The elder sister of Hung Chung-chiu (洪仲丘), the army corporal who died earlier this month after he was allegedly subjected to excessive disciplinary punishment, said officials “were incapable of understanding what we [the Hung family] were trying to tell them.”
Writer Chang Ta-chuen (張大春) also condemned President Ma Ying-jeou (馬英九) in a post on his Facebook page on July 22, reading: “Scum is ruling the nation.”
Hung’s case shows that the incompetent leader has already abandoned the moral high ground.
After the case was made public, Ma remained caught up in consolidating his power, campaigning for another term as Chinese Nationalist Party (KMT) chairman. He completely disregarded the symbolic significance of being head of the state, a symbolism that has existed since antiquity. A president should be a symbol of morality and justice, and should work to earn the public’s admiration.
Without the participation of an impartial third party in the investigation into Hung’s death, it is unlikely that justice will ever be served.
When controversial cases like Hung’s arise that leave room for interpretation, it is time to take the initiative on moral dilemmas. Laws can be amended, meaning that laws are not the supreme arbiter of justice.
However, Ma responded to the matter by saying the case would be tried in accordance with the Criminal Code of the Armed Forces (陸海空軍刑法) and related military laws, during a visit to the Hung family, in a classic knee-jerk evasion tactic that one expects from such a reprobate.
To stand on the moral high ground, Ma needs to take the moral initiative so the law can serve justice. When dealing with a controversial case, he should hold up the banner of justice clearly and definitively to demonstrate his worth as head of state. Only scum would do the opposite and demand that the law be adhered to unconditionally, even if it means sacrificing morality and justice. This principle applies not only to Hung’s case, but also the forced demolitions of houses in Dapu Borough (大埔), Miaoli County.
From a legal viewpoint, Ma seems equally unaware that the president should approach controversial cases from the highest constitutional level and chose instead to behave like a lawyer.
As Constitutional Interpretation No. 436 states: “It shall not be interpreted that military tribunals have exclusive jurisdiction upon the crimes committed by active-duty soldiers, and the initiation and operation of military trial is within the power of punishment of the nation.”
Under the five-power constitutional framework, Article 77 of the Constitution states: “The Judicial Yuan shall be the highest judicial organ of the state.”
However, the amendments to some military laws made in line with the interpretation fail to fully comply with the intention of the interpretation. As a result, the military judicial system has turned into a “sixth power” external to the system of government. Since they are against the spirit of the Constitution, why can the laws not be amended again?
Both the ruling and opposition camps are now planning to propose amendments to military laws regarding the military judiciary.

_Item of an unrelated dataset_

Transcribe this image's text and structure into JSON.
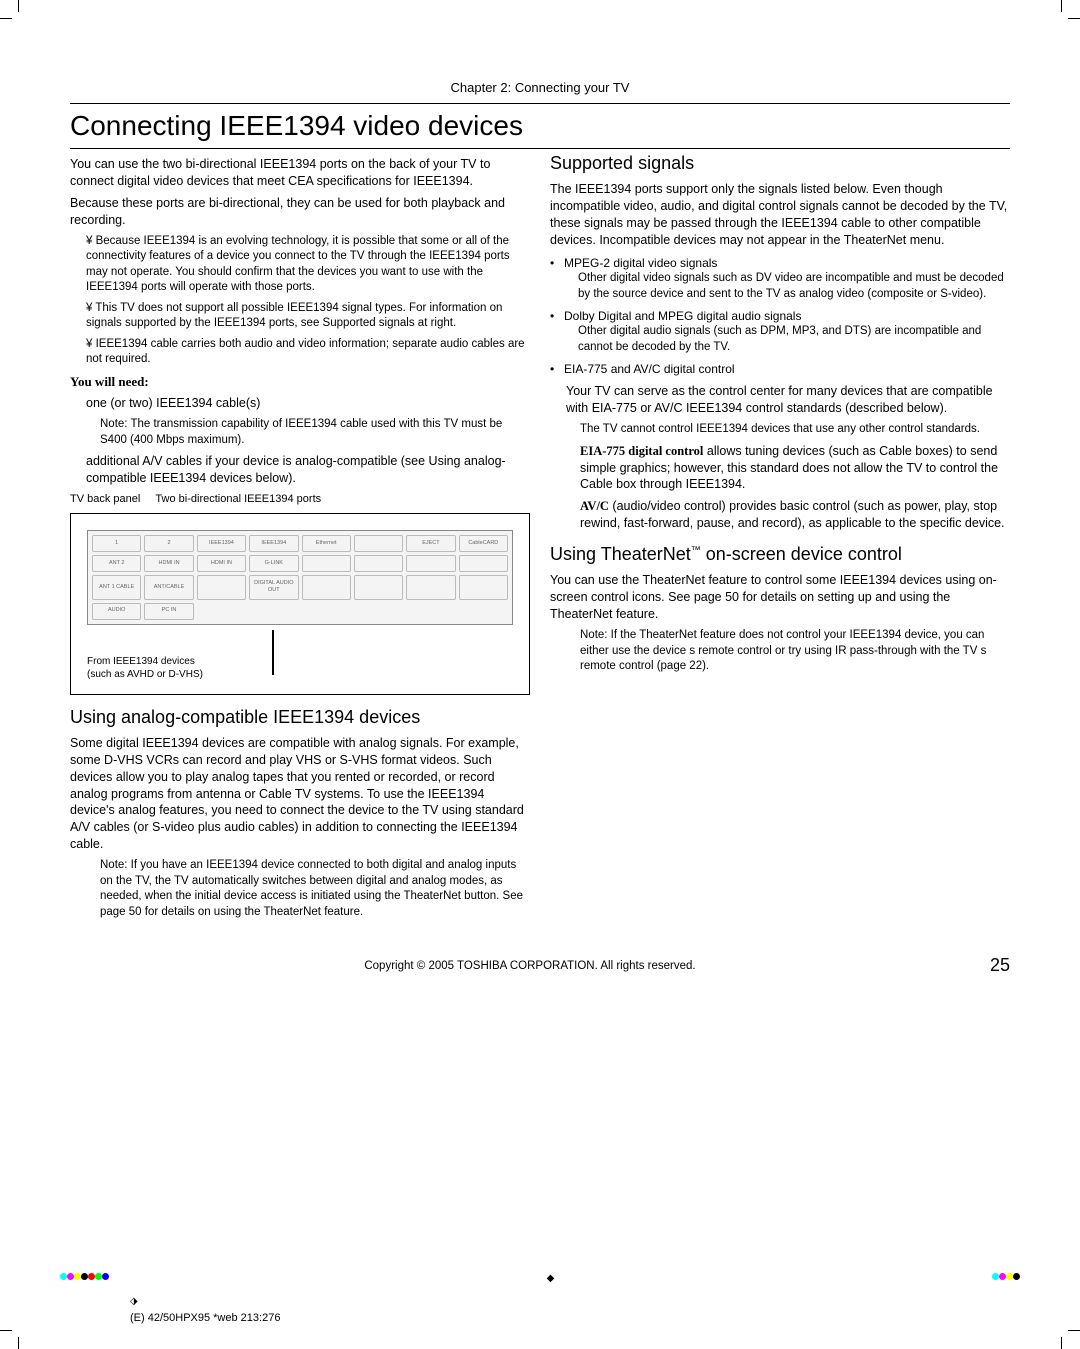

The Democratic Progressive Party proposes that crimes committed by soldiers be tried by the civil judicial system in peacetime. This is the correct action.
If Ma has no intention of taking the moral initiative in the face of Hung’s death, if he blocks the proposal and refuses to exercise his presidential powers to amend the unjust laws in accordance with the constitutional interpretation, then the public will have no choice but to revolt.
Christian Fan Jiang is deputy secretary-general of the Northern Taiwan Society.
Translated by Eddy Chang